Cheil Worldwide launched a new app called “Univoca: South Korean-North Korean Translator” to help North Korean defectors easily communicate in South Korea. The app automatically translates North and South Korean languages.
After more than 60 years of separation, different forms of the Korean language have evolved in the two Koreas, and the South incorporates a large number of words from English due to the American influence. For example, South Koreans simply use the English term “penalty kick” when playing football, while their counterparts in the North say a word meaning “11-meter punishment” in translation.
According to language experts, the two Koreas’ vocabulary are 30 – 40% different in daily life, while more than 60% different in business or professional settings, presenting North Korean defectors a big challenge when they try to adjust to their new life in the South. According to a 2012 study by the National Institute of the Korean Language, North Korean defectors understand only half of the Korean language used in the South. In particular for the North Korean teen defectors, who are more sensitive to cultural differences, the language issue is considered a first priority to solve when settling down in South Korea.
In order to tackle such communication issues, Cheil Worldwide partnered with DreamTouchForAll, a non-profit education organization, and Community Chest of Korea, a charitable organization, to develop the app “Univoca: South Korean-North Korean Translator”. Working like a digital dictionary, the app includes 3,600 words used in Korean language textbooks for high school students. In addition to meanings of South and North Korean words, example sentences are also shown. When user scans an unfamiliar word with smart phone camera, the translated text appears. Users can also manually input text for translation. They can even request what words should be added in the app for future update.
What makes the app even more meaningful is that North Korean defectors themselves participated in the development process. University students, originally from North Korea, chose difficult-for-North-Koreans vocabulary from high school textbooks and did basic translation, based on their own experience. Then an advisory committee composed of teachers and doctors from North Korea worked on professional level proof reading. Cheil’s art directors created images for words which are not easy to verbally explain.
Commenting on the app, one North Korean teen defector who wanted to stay anonymous said, “there are so many words difficult to understand – not just text books but news articles, street signs, etc. I cannot ask for others’ help every time I run into unfamiliar terms. The app provides easy and fast translation so is very useful”
The app currently features vocabulary from Korean language text books, and will continue to expand its database to include vocabulary from science and social studies text books, as well as news articles and everyday lives. It also encourages users to submit vocabulary that they want to include in the app.
The primary purpose of the app is to help North Korean student defectors communicate and study easily in the South. According to the Ministry of Education, the number of North Korean student defectors is on a continuous rise.
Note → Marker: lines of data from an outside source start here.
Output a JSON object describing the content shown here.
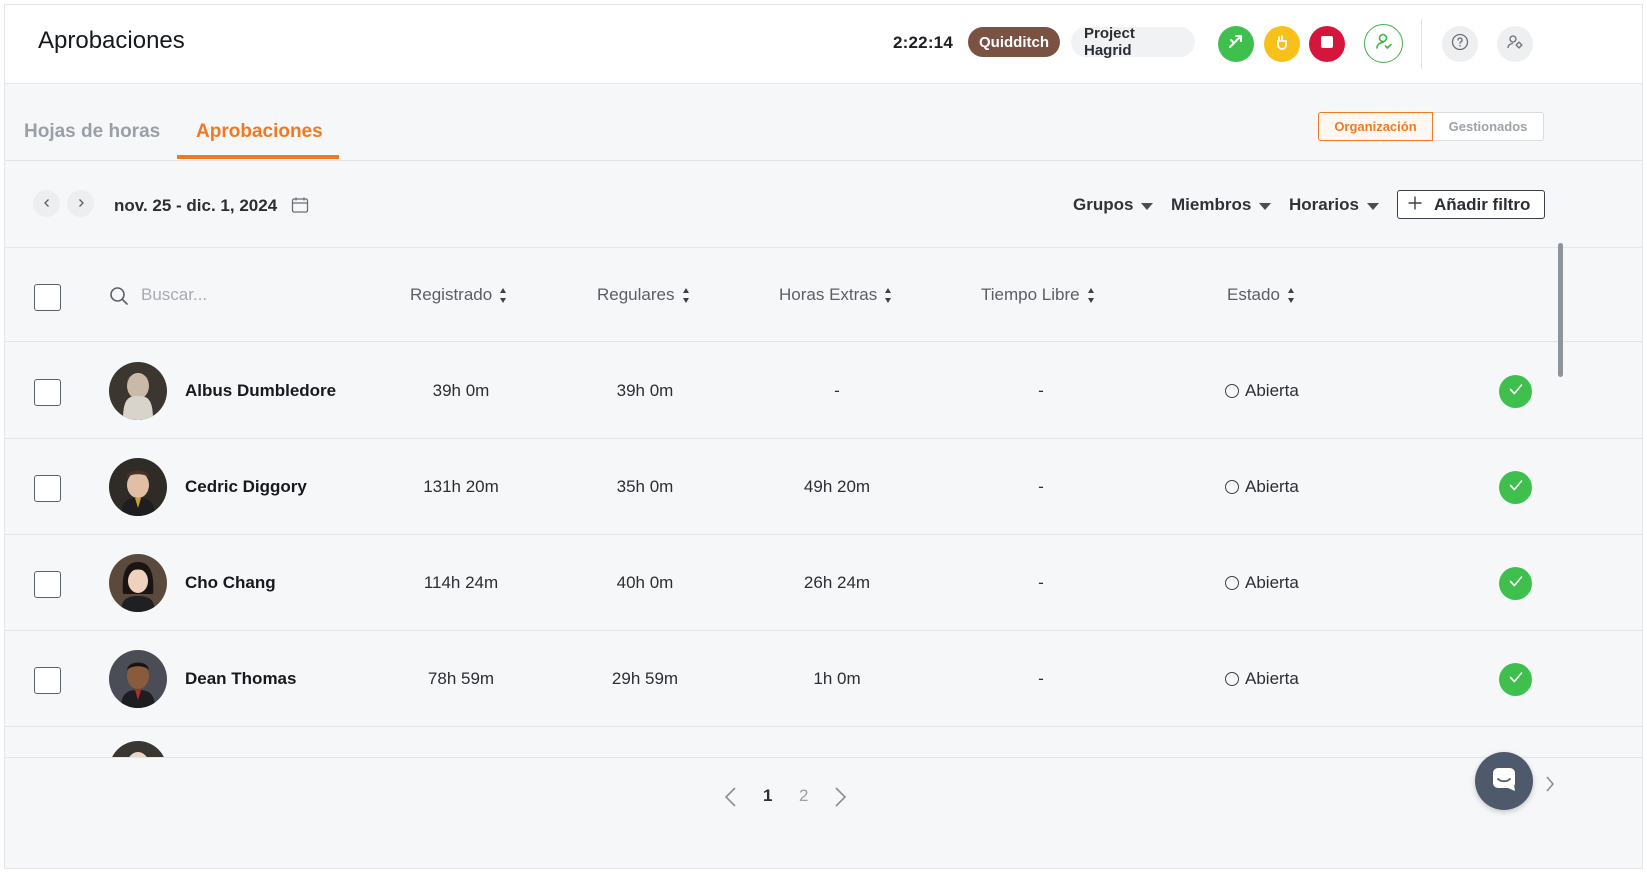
{
  "header": {
    "title": "Aprobaciones",
    "timer": "2:22:14",
    "project_active": "Quidditch",
    "project_secondary": "Project Hagrid",
    "icons": [
      "switch-icon",
      "break-icon",
      "stop-icon",
      "user-check-icon",
      "help-icon",
      "settings-user-icon"
    ]
  },
  "tabs": [
    {
      "label": "Hojas de horas",
      "active": false
    },
    {
      "label": "Aprobaciones",
      "active": true
    }
  ],
  "scope_toggle": {
    "options": [
      "Organización",
      "Gestionados"
    ],
    "selected": "Organización"
  },
  "toolbar": {
    "date_range": "nov. 25 - dic. 1, 2024",
    "filters": [
      "Grupos",
      "Miembros",
      "Horarios"
    ],
    "add_filter_label": "Añadir filtro"
  },
  "table": {
    "search_placeholder": "Buscar...",
    "columns": [
      "Registrado",
      "Regulares",
      "Horas Extras",
      "Tiempo Libre",
      "Estado"
    ],
    "rows": [
      {
        "name": "Albus Dumbledore",
        "registrado": "39h 0m",
        "regulares": "39h 0m",
        "extras": "-",
        "libre": "-",
        "estado": "Abierta"
      },
      {
        "name": "Cedric Diggory",
        "registrado": "131h 20m",
        "regulares": "35h 0m",
        "extras": "49h 20m",
        "libre": "-",
        "estado": "Abierta"
      },
      {
        "name": "Cho Chang",
        "registrado": "114h 24m",
        "regulares": "40h 0m",
        "extras": "26h 24m",
        "libre": "-",
        "estado": "Abierta"
      },
      {
        "name": "Dean Thomas",
        "registrado": "78h 59m",
        "regulares": "29h 59m",
        "extras": "1h 0m",
        "libre": "-",
        "estado": "Abierta"
      }
    ]
  },
  "pagination": {
    "pages": [
      "1",
      "2"
    ],
    "current": "1"
  },
  "colors": {
    "accent": "#f07a22",
    "approve_green": "#3fbf4e",
    "stop_red": "#d4163c",
    "break_yellow": "#f7c11a",
    "project_brown": "#7a5244"
  }
}
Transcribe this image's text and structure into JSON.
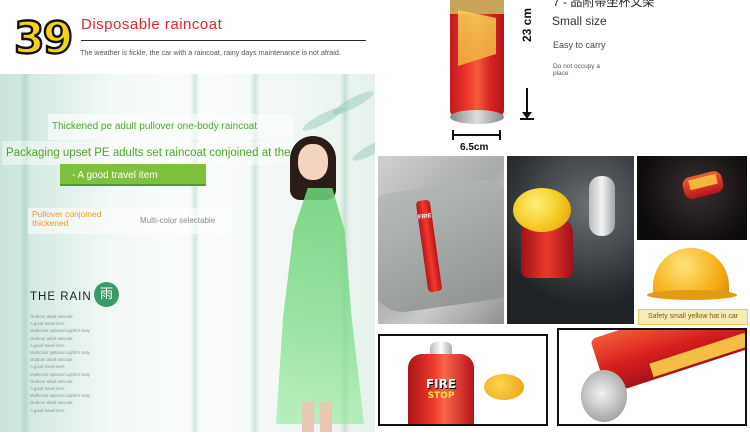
{
  "header": {
    "number": "39",
    "title": "Disposable raincoat",
    "description": "The weather is fickle, the car with a raincoat, rainy days maintenance is not afraid."
  },
  "raincoat": {
    "feature_line_1": "Thickened pe adult pullover one-body raincoat",
    "feature_line_2": "Packaging upset PE adults set raincoat conjoined at the head",
    "feature_line_3": "- A good travel item",
    "pullover_note": "Pullover conjoined thickened",
    "multicolor_note": "Multi-color selectable",
    "section_title": "THE RAIN",
    "section_badge": "雨",
    "small_list": [
      "Outdoor adult raincoat",
      "A good travel item",
      "Multicolor optional Lightfor sixty",
      "Outdoor adult raincoat",
      "A good travel item",
      "Multicolor optional Lightfor sixty",
      "Outdoor adult raincoat",
      "A good travel item",
      "Multicolor optional Lightfor sixty",
      "Outdoor adult raincoat",
      "A good travel item",
      "Multicolor optional Lightfor sixty",
      "Outdoor adult raincoat",
      "A good travel item"
    ]
  },
  "extinguisher": {
    "cn_title": "7 - 品附帯坐杯文架",
    "size_title": "Small size",
    "easy_carry": "Easy to carry",
    "no_space": "Do not occupy a place",
    "dim_height": "23 cm",
    "dim_width": "6.5cm",
    "can_fire_label": "FIRE",
    "can_stop_label": "STOP",
    "hat_caption": "Safety small yellow hat in car"
  },
  "colors": {
    "title_red": "#e0262b",
    "badge_yellow": "#f5d21a",
    "accent_green": "#7dc13d",
    "text_green": "#4ea52a",
    "note_orange": "#e89b2a",
    "rain_badge_green": "#3b9b67",
    "extinguisher_red": "#e8352a"
  }
}
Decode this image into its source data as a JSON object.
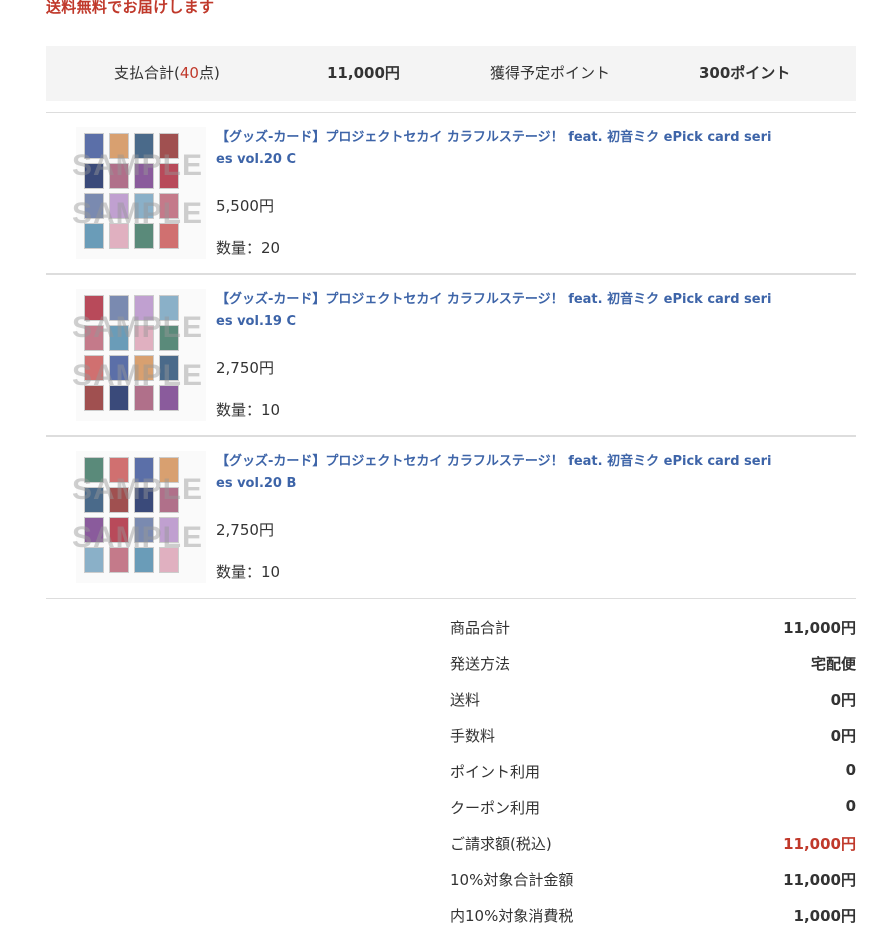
{
  "notice": "送料無料でお届けします",
  "summary": {
    "total_label_prefix": "支払合計(",
    "total_count": "40",
    "total_label_suffix": "点)",
    "total_amount": "11,000円",
    "points_label": "獲得予定ポイント",
    "points_value": "300ポイント"
  },
  "items": [
    {
      "title": "【グッズ-カード】プロジェクトセカイ カラフルステージ！ feat. 初音ミク ePick card series vol.20 C",
      "price": "5,500円",
      "quantity": "数量：20",
      "watermark": "SAMPLE"
    },
    {
      "title": "【グッズ-カード】プロジェクトセカイ カラフルステージ！ feat. 初音ミク ePick card series vol.19 C",
      "price": "2,750円",
      "quantity": "数量：10",
      "watermark": "SAMPLE"
    },
    {
      "title": "【グッズ-カード】プロジェクトセカイ カラフルステージ！ feat. 初音ミク ePick card series vol.20 B",
      "price": "2,750円",
      "quantity": "数量：10",
      "watermark": "SAMPLE"
    }
  ],
  "totals": [
    {
      "label": "商品合計",
      "value": "11,000円"
    },
    {
      "label": "発送方法",
      "value": "宅配便"
    },
    {
      "label": "送料",
      "value": "0円"
    },
    {
      "label": "手数料",
      "value": "0円"
    },
    {
      "label": "ポイント利用",
      "value": "0"
    },
    {
      "label": "クーポン利用",
      "value": "0"
    },
    {
      "label": "ご請求額(税込)",
      "value": "11,000円"
    },
    {
      "label": "10%対象合計金額",
      "value": "11,000円"
    },
    {
      "label": "内10%対象消費税",
      "value": "1,000円"
    }
  ],
  "colors": {
    "accent": "#c0392b",
    "link": "#3d64a8",
    "bar_bg": "#f4f4f4"
  }
}
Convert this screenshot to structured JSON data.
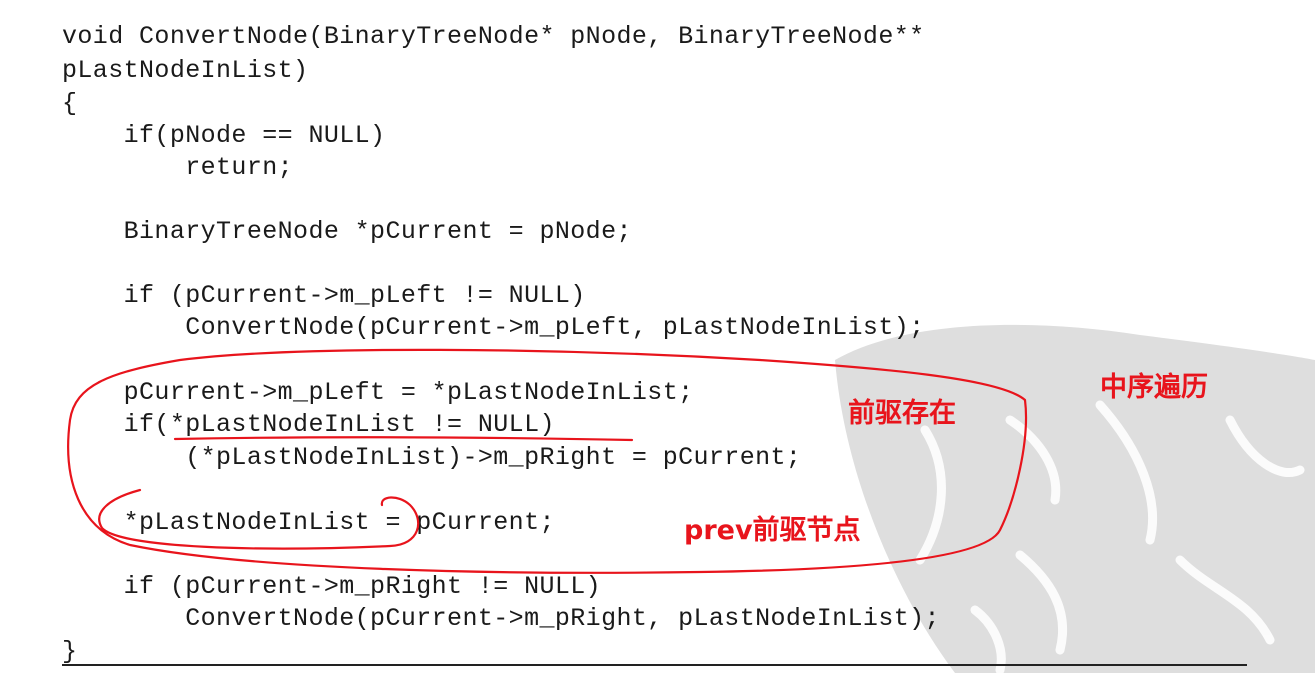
{
  "code": {
    "lines": [
      "void ConvertNode(BinaryTreeNode* pNode, BinaryTreeNode**",
      "pLastNodeInList)",
      "{",
      "    if(pNode == NULL)",
      "        return;",
      "    BinaryTreeNode *pCurrent = pNode;",
      "    if (pCurrent->m_pLeft != NULL)",
      "        ConvertNode(pCurrent->m_pLeft, pLastNodeInList);",
      "    pCurrent->m_pLeft = *pLastNodeInList;",
      "    if(*pLastNodeInList != NULL)",
      "        (*pLastNodeInList)->m_pRight = pCurrent;",
      "    *pLastNodeInList = pCurrent;",
      "    if (pCurrent->m_pRight != NULL)",
      "        ConvertNode(pCurrent->m_pRight, pLastNodeInList);",
      "}"
    ]
  },
  "annotations": {
    "inorder": "中序遍历",
    "prev_exists": "前驱存在",
    "prev_node": "prev前驱节点"
  },
  "colors": {
    "ink": "#e8141c",
    "text": "#1a1a1a",
    "watermark": "#dedede"
  }
}
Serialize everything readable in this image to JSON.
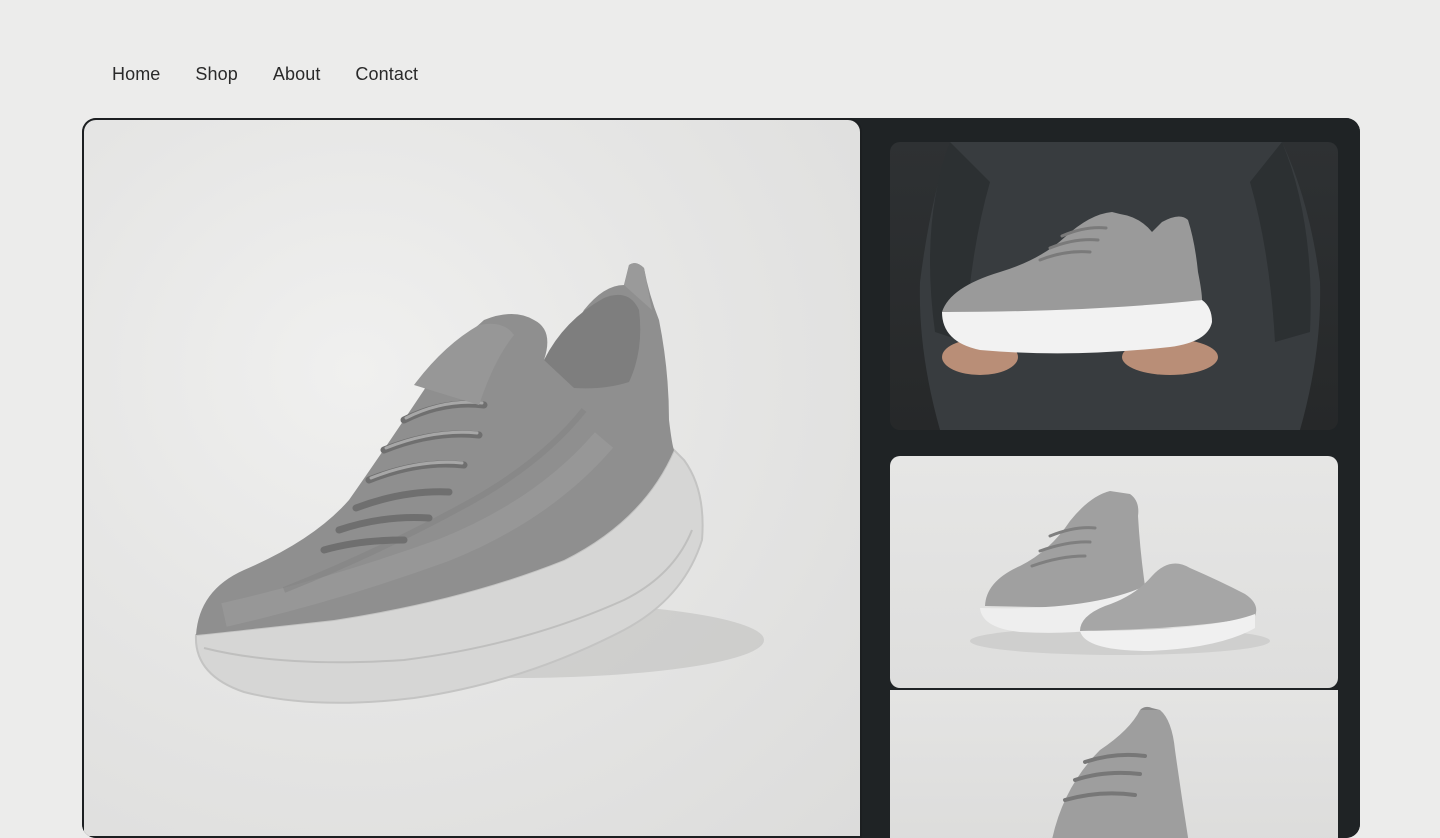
{
  "nav": {
    "items": [
      {
        "label": "Home"
      },
      {
        "label": "Shop"
      },
      {
        "label": "About"
      },
      {
        "label": "Contact"
      }
    ]
  },
  "product": {
    "gallery": {
      "main_image": "grey-knit-running-shoe-side-view",
      "thumbnails": [
        "shoe-held-in-hands",
        "shoe-pair-stacked",
        "shoe-top-view"
      ]
    }
  },
  "colors": {
    "page_background": "#ececeb",
    "gallery_frame": "#1f2325",
    "shoe_upper": "#8e8e8e",
    "shoe_sole": "#dcdcdc"
  }
}
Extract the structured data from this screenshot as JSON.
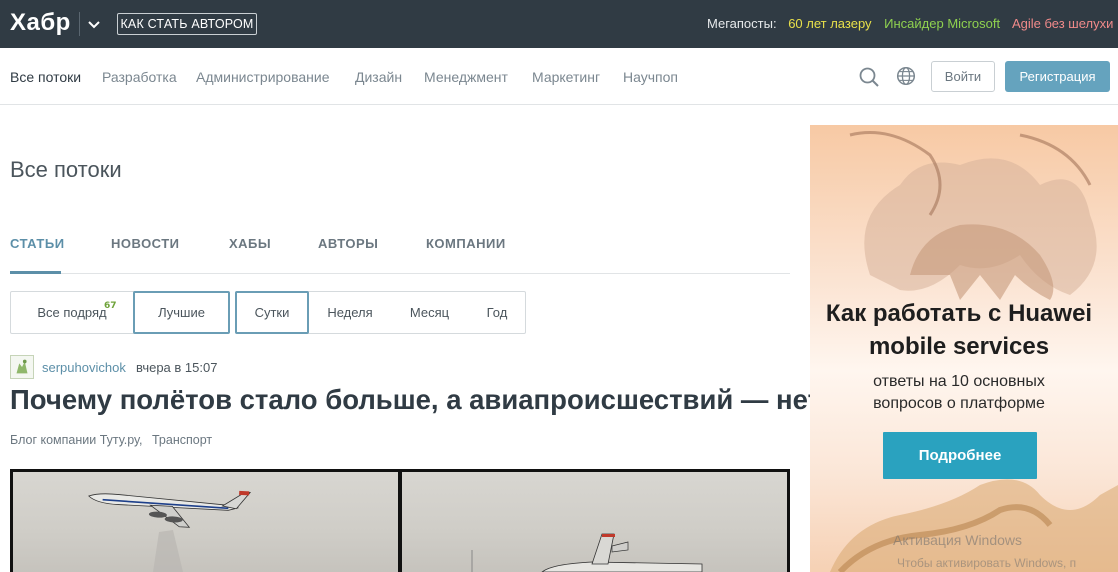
{
  "header": {
    "logo": "Хабр",
    "become_author": "КАК СТАТЬ АВТОРОМ",
    "megaposts_label": "Мегапосты:",
    "megaposts": [
      {
        "label": "60 лет лазеру",
        "color": "#e8e04a"
      },
      {
        "label": "Инсайдер Microsoft",
        "color": "#8fd14f"
      },
      {
        "label": "Agile без шелухи",
        "color": "#f08a8a"
      }
    ]
  },
  "nav": {
    "items": [
      "Все потоки",
      "Разработка",
      "Администрирование",
      "Дизайн",
      "Менеджмент",
      "Маркетинг",
      "Научпоп"
    ],
    "active_index": 0,
    "login": "Войти",
    "register": "Регистрация",
    "icons": [
      "search-icon",
      "globe-icon"
    ]
  },
  "main": {
    "title": "Все потоки",
    "tabs": [
      "СТАТЬИ",
      "НОВОСТИ",
      "ХАБЫ",
      "АВТОРЫ",
      "КОМПАНИИ"
    ],
    "active_tab": 0,
    "filters_rating": [
      {
        "label": "Все подряд",
        "badge": "67"
      },
      {
        "label": "Лучшие",
        "selected": true
      }
    ],
    "filters_period": [
      {
        "label": "Сутки",
        "selected": true
      },
      {
        "label": "Неделя"
      },
      {
        "label": "Месяц"
      },
      {
        "label": "Год"
      }
    ]
  },
  "post": {
    "author": "serpuhovichok",
    "time": "вчера в 15:07",
    "title": "Почему полётов стало больше, а авиапроисшествий — нет",
    "hubs": [
      "Блог компании Туту.ру,",
      "Транспорт"
    ]
  },
  "ad": {
    "title_line1": "Как работать с Huawei",
    "title_line2": "mobile services",
    "subtitle_line1": "ответы на 10 основных",
    "subtitle_line2": "вопросов о платформе",
    "button": "Подробнее"
  },
  "watermark": {
    "line1": "Активация Windows",
    "line2": "Чтобы активировать Windows, п"
  }
}
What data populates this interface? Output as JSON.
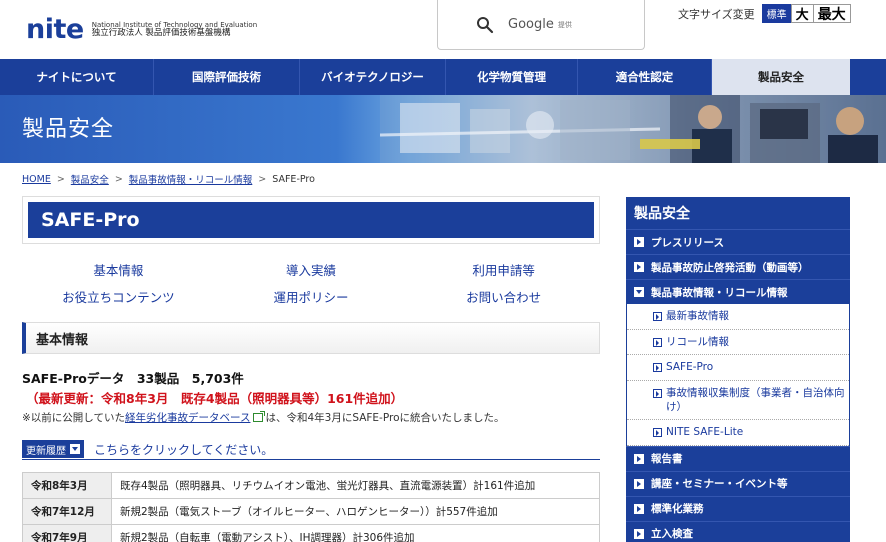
{
  "header": {
    "logo_word": "nite",
    "logo_en": "National Institute of Technology and Evaluation",
    "logo_ja": "独立行政法人 製品評価技術基盤機構",
    "search_label": "Google",
    "search_sub": "提供",
    "fontsize_label": "文字サイズ変更",
    "fontsize_options": [
      "標準",
      "大",
      "最大"
    ]
  },
  "nav": {
    "items": [
      "ナイトについて",
      "国際評価技術",
      "バイオテクノロジー",
      "化学物質管理",
      "適合性認定",
      "製品安全"
    ],
    "active_index": 5
  },
  "banner": {
    "title": "製品安全"
  },
  "breadcrumb": [
    "HOME",
    "製品安全",
    "製品事故情報・リコール情報",
    "SAFE-Pro"
  ],
  "main": {
    "title": "SAFE-Pro",
    "quicklinks": [
      "基本情報",
      "導入実績",
      "利用申請等",
      "お役立ちコンテンツ",
      "運用ポリシー",
      "お問い合わせ"
    ],
    "section_title": "基本情報",
    "data_line": "SAFE-Proデータ　33製品　5,703件",
    "update_line": "（最新更新：令和8年3月　既存4製品（照明器具等）161件追加）",
    "note_prefix": "※以前に公開していた",
    "note_link": "経年劣化事故データベース",
    "note_suffix": "は、令和4年3月にSAFE-Proに統合いたしました。",
    "history_badge": "更新履歴",
    "history_link": "こちらをクリックしてください。",
    "history": [
      {
        "date": "令和8年3月",
        "text": "既存4製品（照明器具、リチウムイオン電池、蛍光灯器具、直流電源装置）計161件追加"
      },
      {
        "date": "令和7年12月",
        "text": "新規2製品（電気ストーブ（オイルヒーター、ハロゲンヒーター））計557件追加"
      },
      {
        "date": "令和7年9月",
        "text": "新規2製品（自転車（電動アシスト）、IH調理器）計306件追加"
      }
    ]
  },
  "sidebar": {
    "title": "製品安全",
    "items_before": [
      "プレスリリース",
      "製品事故防止啓発活動（動画等）"
    ],
    "open_item": "製品事故情報・リコール情報",
    "sub_items": [
      "最新事故情報",
      "リコール情報",
      "SAFE-Pro",
      "事故情報収集制度（事業者・自治体向け）",
      "NITE SAFE-Lite"
    ],
    "items_after": [
      "報告書",
      "講座・セミナー・イベント等",
      "標準化業務",
      "立入検査"
    ]
  }
}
In 2008, there were 966; the number jumped to 2,183 in 2014 (when combined elementary school, junior high school and high school students altogether). And in the longer term, the app aims to support all the North Korean defectors in general.
A doctor from North Korea (who also wants anonymity) currently teaches at the Institute for Unification Education at the Ministry of Unification and has participated in the app development process. He said, “the language gap between the two Koreans is as deep as the history of separation, challenging young students from the North to fit into the South Korean society. This smartphone app is going to help those in education as students will be able to understand the language by themselves.”
Jae-young Choi, the head of Good Company Solution Center (Cheil’s do-good division), added “The app introduces a concept of ‘invisible text book’, helping North Korean and South Korean students to understand each other’s language. We will continue to update the vocabulary, while providing career mentoring and other forms of volunteering for North Korean defectors.”